WHAT THE TASK ASKS: A verbatim copy of every record is required, and no pictures should be included.

··· DATA SECTION ···

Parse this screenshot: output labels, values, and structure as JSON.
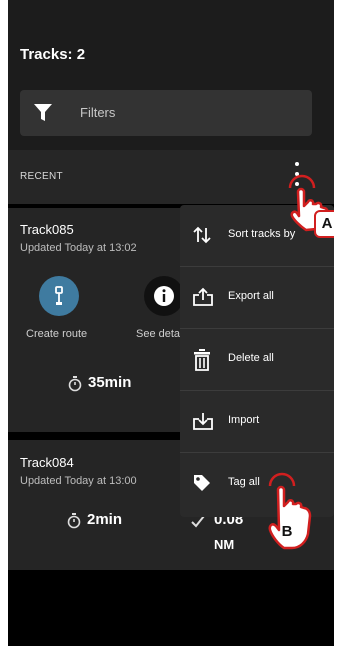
{
  "header": {
    "title": "Tracks: 2"
  },
  "filters": {
    "label": "Filters"
  },
  "section": {
    "label": "RECENT"
  },
  "tracks": [
    {
      "name": "Track085",
      "updated": "Updated Today at 13:02",
      "duration": "35min",
      "actions": [
        {
          "label": "Create route"
        },
        {
          "label": "See deta"
        }
      ]
    },
    {
      "name": "Track084",
      "updated": "Updated Today at 13:00",
      "duration": "2min",
      "distance_value": "0.08",
      "distance_unit": "NM"
    }
  ],
  "menu": {
    "items": [
      {
        "label": "Sort tracks by",
        "icon": "sort-icon"
      },
      {
        "label": "Export all",
        "icon": "export-icon"
      },
      {
        "label": "Delete all",
        "icon": "trash-icon"
      },
      {
        "label": "Import",
        "icon": "import-icon"
      },
      {
        "label": "Tag all",
        "icon": "tag-icon"
      }
    ]
  },
  "annotations": {
    "a": "A",
    "b": "B"
  },
  "colors": {
    "accent": "#3f7ba0",
    "annotation": "#d11f1f"
  }
}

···

THE COMPLETED TASK:
Parse this screenshot: output labels, values, and structure as JSON.
{
  "header": {
    "title": "Tracks: 2"
  },
  "filters": {
    "label": "Filters"
  },
  "section": {
    "label": "RECENT"
  },
  "tracks": [
    {
      "name": "Track085",
      "updated": "Updated Today at 13:02",
      "duration": "35min",
      "actions": [
        {
          "label": "Create route"
        },
        {
          "label": "See deta"
        }
      ]
    },
    {
      "name": "Track084",
      "updated": "Updated Today at 13:00",
      "duration": "2min",
      "distance_value": "0.08",
      "distance_unit": "NM"
    }
  ],
  "menu": {
    "items": [
      {
        "label": "Sort tracks by",
        "icon": "sort-icon"
      },
      {
        "label": "Export all",
        "icon": "export-icon"
      },
      {
        "label": "Delete all",
        "icon": "trash-icon"
      },
      {
        "label": "Import",
        "icon": "import-icon"
      },
      {
        "label": "Tag all",
        "icon": "tag-icon"
      }
    ]
  },
  "annotations": {
    "a": "A",
    "b": "B"
  },
  "colors": {
    "accent": "#3f7ba0",
    "annotation": "#d11f1f"
  }
}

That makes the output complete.